Stored entries:

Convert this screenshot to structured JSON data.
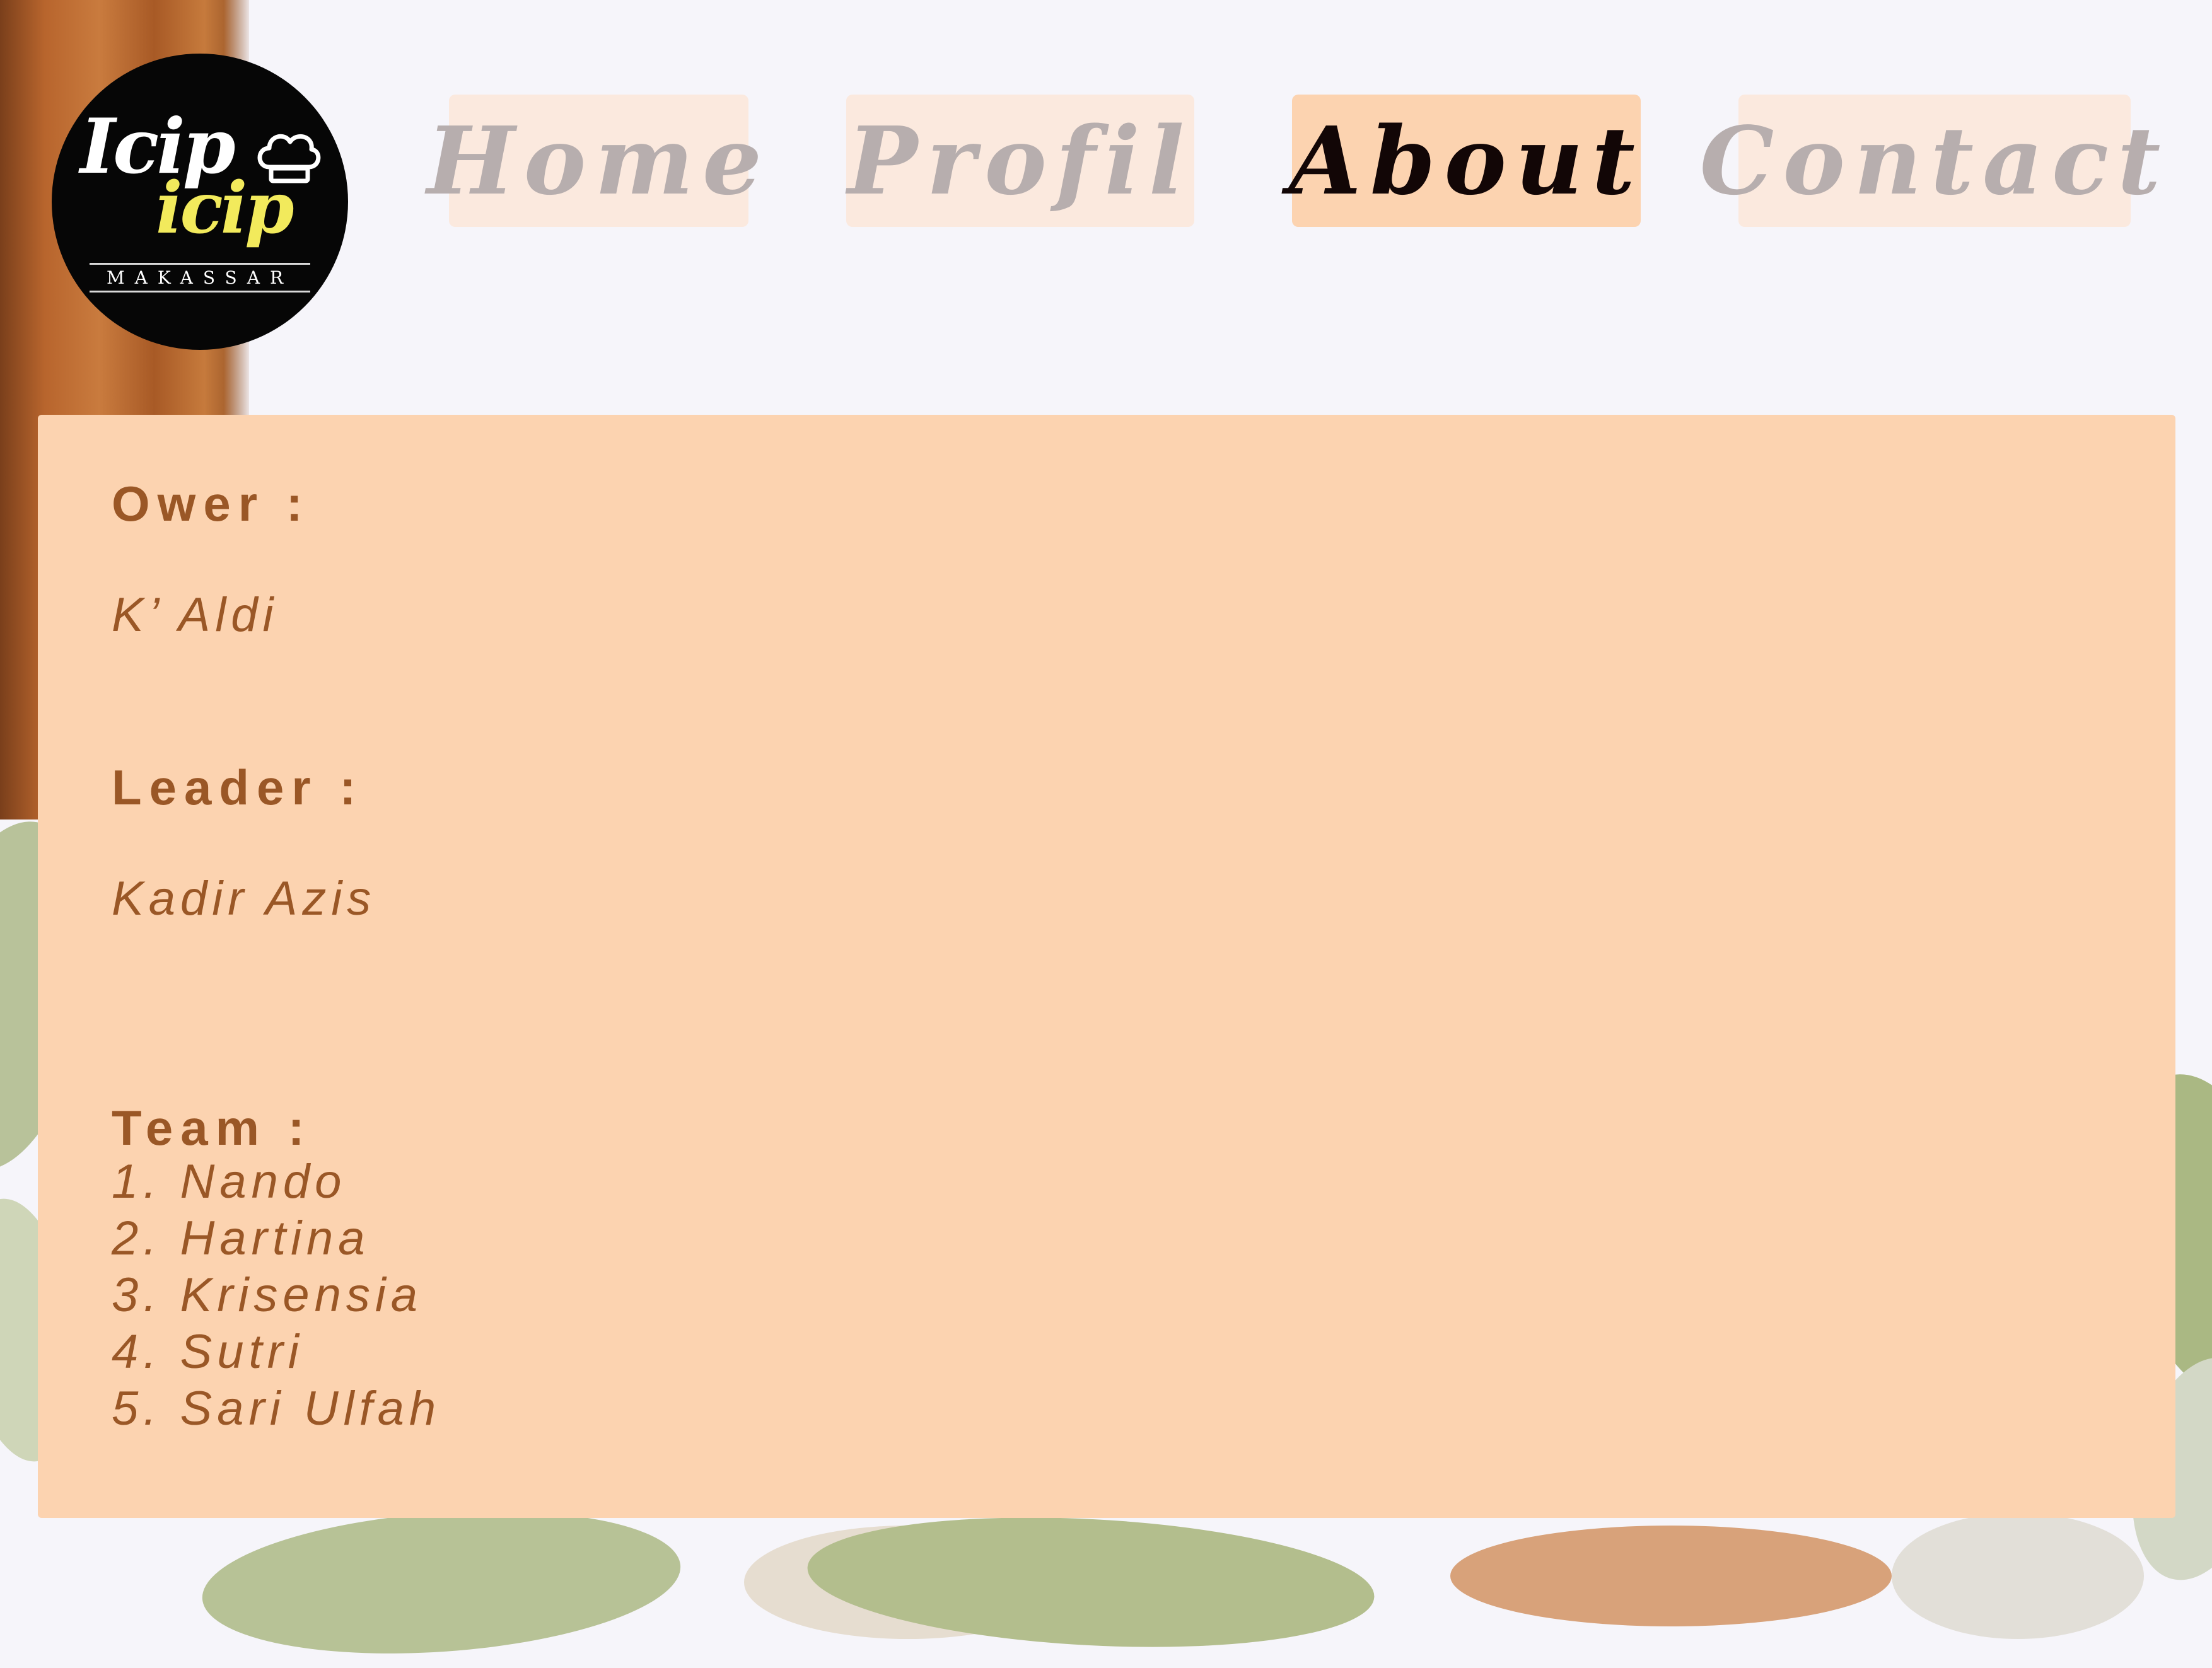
{
  "logo": {
    "line1": "Icip",
    "line2": "icip",
    "subtitle": "MAKASSAR"
  },
  "nav": {
    "items": [
      {
        "label": "Home"
      },
      {
        "label": "Profil"
      },
      {
        "label": "About"
      },
      {
        "label": "Contact"
      }
    ],
    "active": "About"
  },
  "about": {
    "owner": {
      "heading": "Ower :",
      "value": "K’ Aldi"
    },
    "leader": {
      "heading": "Leader :",
      "value": "Kadir Azis"
    },
    "team": {
      "heading": "Team :",
      "members": [
        "1. Nando",
        "2. Hartina",
        "3. Krisensia",
        "4. Sutri",
        "5. Sari Ulfah"
      ]
    }
  },
  "colors": {
    "panel": "#fcd3b0",
    "text": "#9a5726",
    "nav_inactive_bg": "#fbe9de",
    "nav_inactive_text": "#b7aeae",
    "nav_active_text": "#120606",
    "logo_bg": "#060606",
    "logo_accent": "#f2ea5c"
  }
}
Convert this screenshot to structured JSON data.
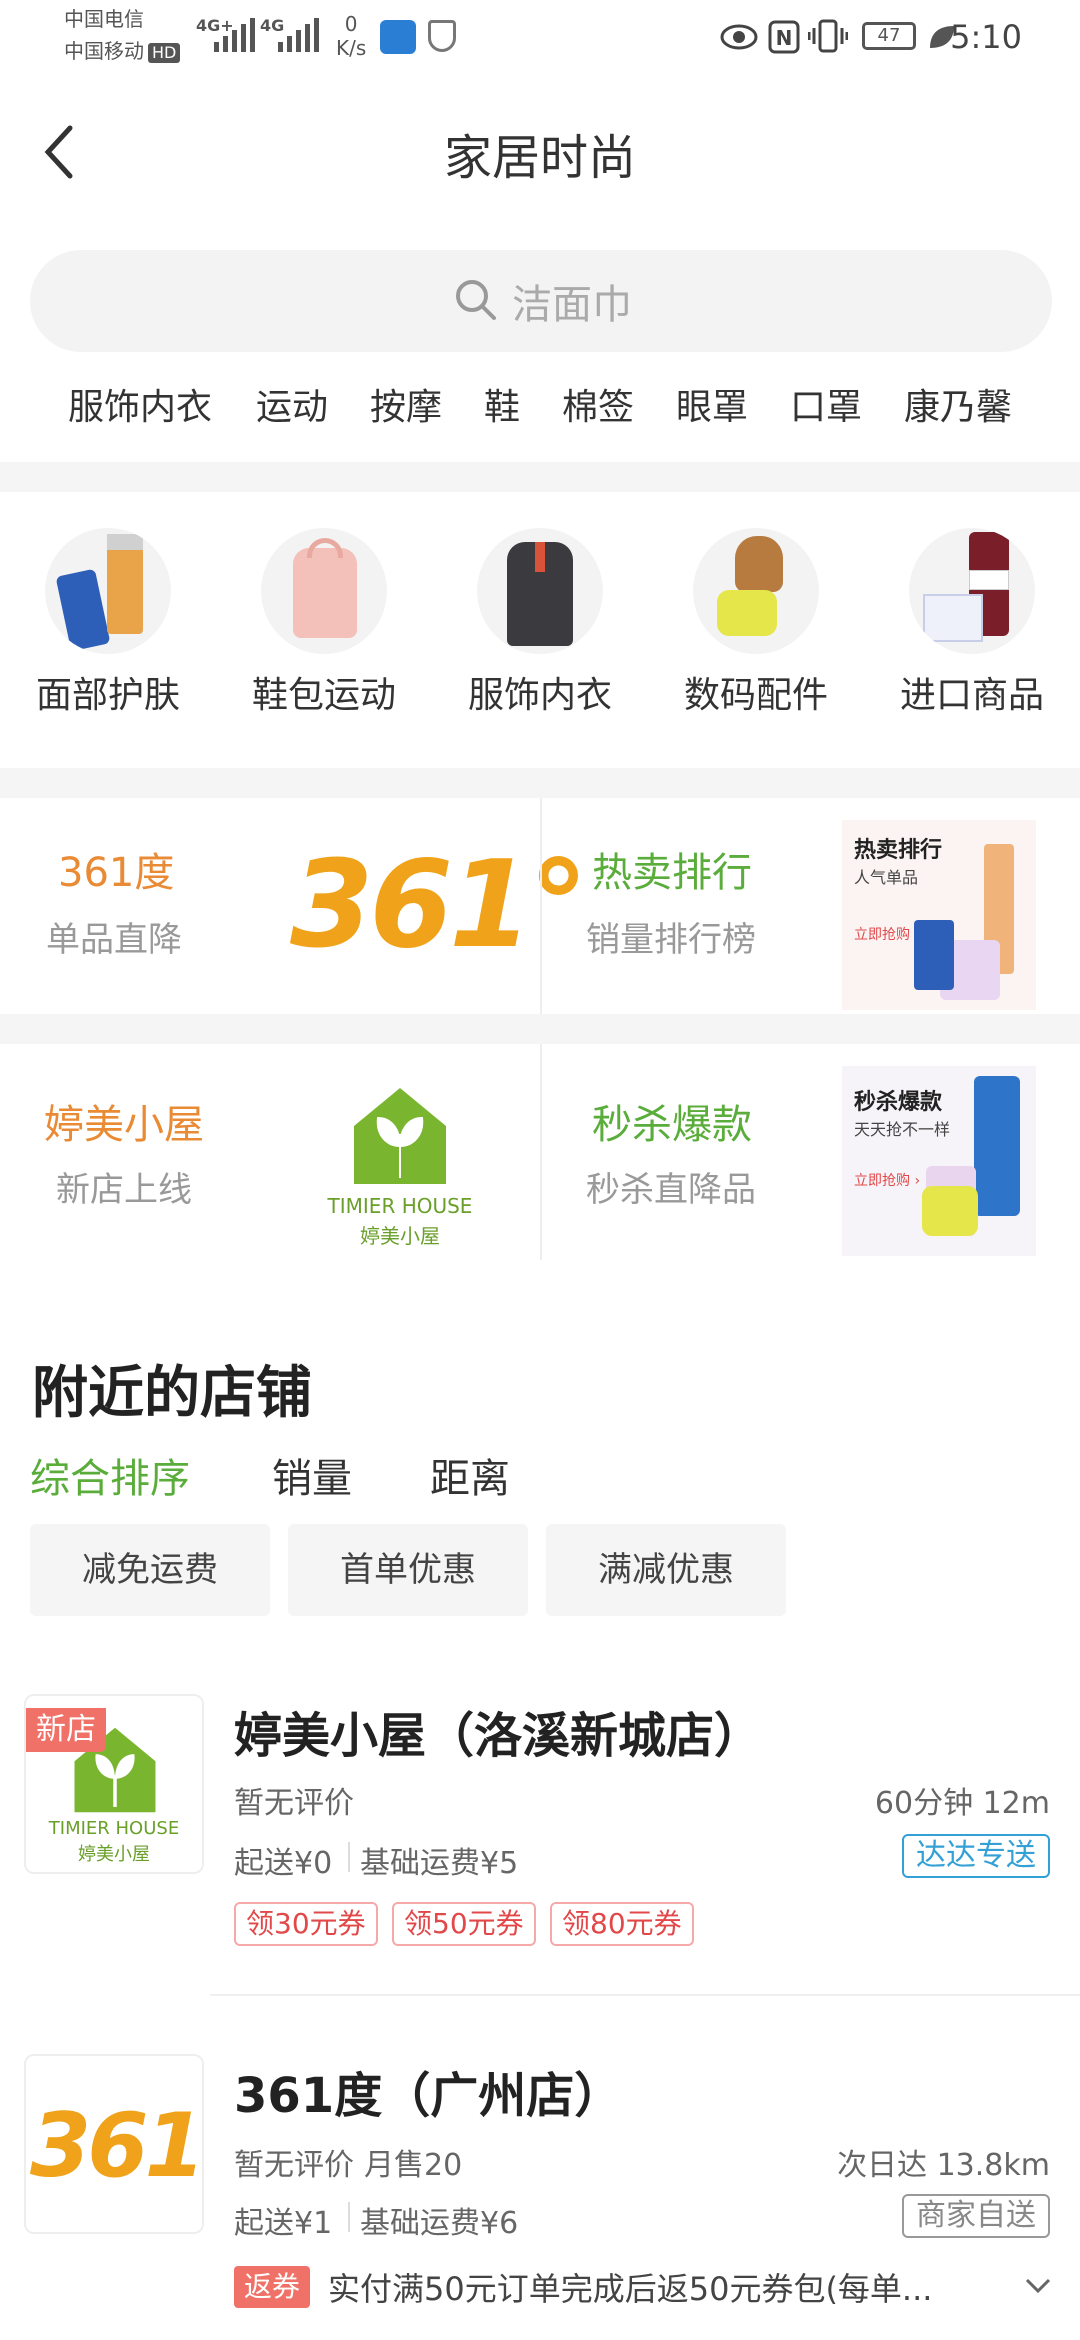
{
  "status_bar": {
    "carrier1": "中国电信",
    "carrier2": "中国移动",
    "hd": "HD",
    "net1": "4G+",
    "net2": "4G",
    "speed_value": "0",
    "speed_unit": "K/s",
    "battery": "47",
    "time": "5:10"
  },
  "header": {
    "title": "家居时尚",
    "back_icon": "chevron-left-icon"
  },
  "search": {
    "placeholder": "洁面巾"
  },
  "categories": [
    "服饰内衣",
    "运动",
    "按摩",
    "鞋",
    "棉签",
    "眼罩",
    "口罩",
    "康乃馨"
  ],
  "icon_nav": [
    {
      "label": "面部护肤",
      "icon": "skincare-icon"
    },
    {
      "label": "鞋包运动",
      "icon": "backpack-icon"
    },
    {
      "label": "服饰内衣",
      "icon": "jacket-icon"
    },
    {
      "label": "数码配件",
      "icon": "speaker-icon"
    },
    {
      "label": "进口商品",
      "icon": "import-goods-icon"
    }
  ],
  "promos": [
    {
      "title": "361度",
      "subtitle": "单品直降",
      "logo_text": "361°"
    },
    {
      "title": "热卖排行",
      "subtitle": "销量排行榜",
      "img_title": "热卖排行",
      "img_sub": "人气单品",
      "img_cta": "立即抢购 ›"
    },
    {
      "title": "婷美小屋",
      "subtitle": "新店上线",
      "logo_en": "TIMIER HOUSE",
      "logo_cn": "婷美小屋"
    },
    {
      "title": "秒杀爆款",
      "subtitle": "秒杀直降品",
      "img_title": "秒杀爆款",
      "img_sub": "天天抢不一样",
      "img_cta": "立即抢购 ›"
    }
  ],
  "nearby": {
    "title": "附近的店铺",
    "sorts": [
      "综合排序",
      "销量",
      "距离"
    ],
    "filters": [
      "减免运费",
      "首单优惠",
      "满减优惠"
    ]
  },
  "shops": [
    {
      "badge": "新店",
      "logo_en": "TIMIER HOUSE",
      "logo_cn": "婷美小屋",
      "name": "婷美小屋（洛溪新城店）",
      "rating": "暂无评价",
      "time_distance": "60分钟  12m",
      "min_order": "起送¥0",
      "delivery_fee": "基础运费¥5",
      "delivery_tag": "达达专送",
      "coupons": [
        "领30元券",
        "领50元券",
        "领80元券"
      ]
    },
    {
      "logo_text": "361°",
      "name": "361度（广州店）",
      "rating": "暂无评价",
      "monthly_sales": "月售20",
      "time_distance": "次日达  13.8km",
      "min_order": "起送¥1",
      "delivery_fee": "基础运费¥6",
      "delivery_tag": "商家自送",
      "promo_badge": "返券",
      "promo_text": "实付满50元订单完成后返50元券包(每单..."
    }
  ],
  "colors": {
    "orange": "#e98a35",
    "green": "#5aad3a",
    "gray_text": "#999999",
    "blue_tag": "#33a0d6",
    "red": "#e2484a"
  }
}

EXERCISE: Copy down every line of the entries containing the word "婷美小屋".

EXERCISE ANSWER:
      "title": "婷美小屋",
      "logo_cn": "婷美小屋"
      "logo_cn": "婷美小屋",
      "name": "婷美小屋（洛溪新城店）",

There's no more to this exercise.